- **Dataset records**:
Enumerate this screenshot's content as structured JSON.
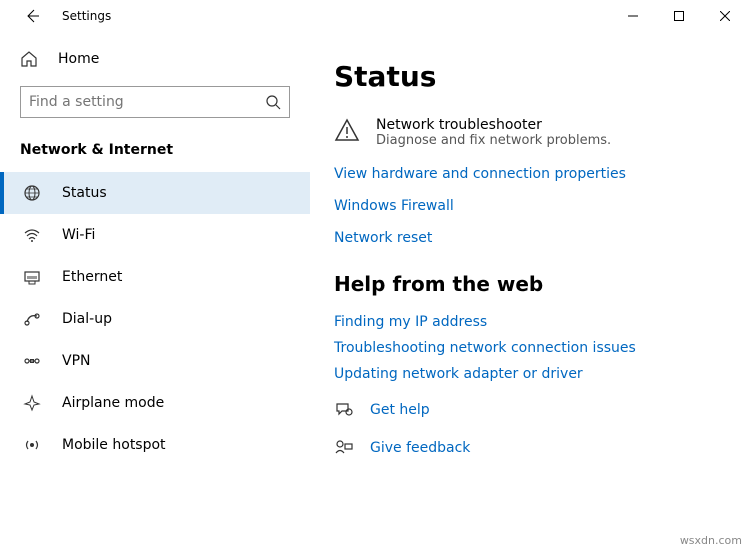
{
  "titlebar": {
    "title": "Settings"
  },
  "sidebar": {
    "home_label": "Home",
    "search_placeholder": "Find a setting",
    "section_header": "Network & Internet",
    "items": [
      {
        "label": "Status"
      },
      {
        "label": "Wi-Fi"
      },
      {
        "label": "Ethernet"
      },
      {
        "label": "Dial-up"
      },
      {
        "label": "VPN"
      },
      {
        "label": "Airplane mode"
      },
      {
        "label": "Mobile hotspot"
      }
    ]
  },
  "main": {
    "page_title": "Status",
    "troubleshooter": {
      "title": "Network troubleshooter",
      "desc": "Diagnose and fix network problems."
    },
    "links": [
      "View hardware and connection properties",
      "Windows Firewall",
      "Network reset"
    ],
    "help_header": "Help from the web",
    "help_links": [
      "Finding my IP address",
      "Troubleshooting network connection issues",
      "Updating network adapter or driver"
    ],
    "footer": {
      "get_help": "Get help",
      "give_feedback": "Give feedback"
    }
  },
  "watermark": "wsxdn.com"
}
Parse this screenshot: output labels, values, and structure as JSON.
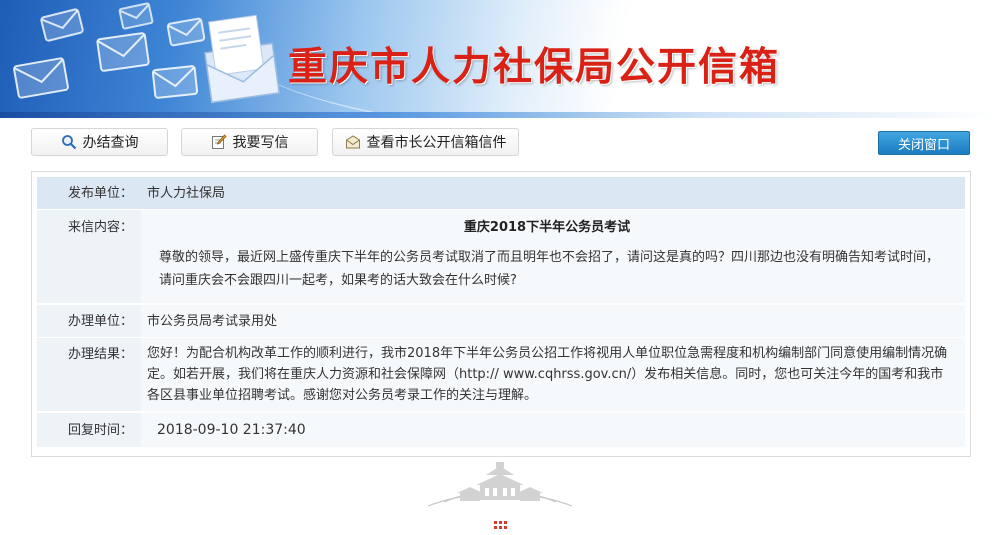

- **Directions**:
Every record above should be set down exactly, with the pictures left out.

- **Exercise response**:
Enumerate this screenshot's content as structured JSON.
{
  "titlebar": {
    "title": "Settings"
  },
  "sidebar": {
    "home_label": "Home",
    "search_placeholder": "Find a setting",
    "section_header": "Network & Internet",
    "items": [
      {
        "label": "Status"
      },
      {
        "label": "Wi-Fi"
      },
      {
        "label": "Ethernet"
      },
      {
        "label": "Dial-up"
      },
      {
        "label": "VPN"
      },
      {
        "label": "Airplane mode"
      },
      {
        "label": "Mobile hotspot"
      }
    ]
  },
  "main": {
    "page_title": "Status",
    "troubleshooter": {
      "title": "Network troubleshooter",
      "desc": "Diagnose and fix network problems."
    },
    "links": [
      "View hardware and connection properties",
      "Windows Firewall",
      "Network reset"
    ],
    "help_header": "Help from the web",
    "help_links": [
      "Finding my IP address",
      "Troubleshooting network connection issues",
      "Updating network adapter or driver"
    ],
    "footer": {
      "get_help": "Get help",
      "give_feedback": "Give feedback"
    }
  },
  "watermark": "wsxdn.com"
}
Parse this screenshot: output labels, values, and structure as JSON.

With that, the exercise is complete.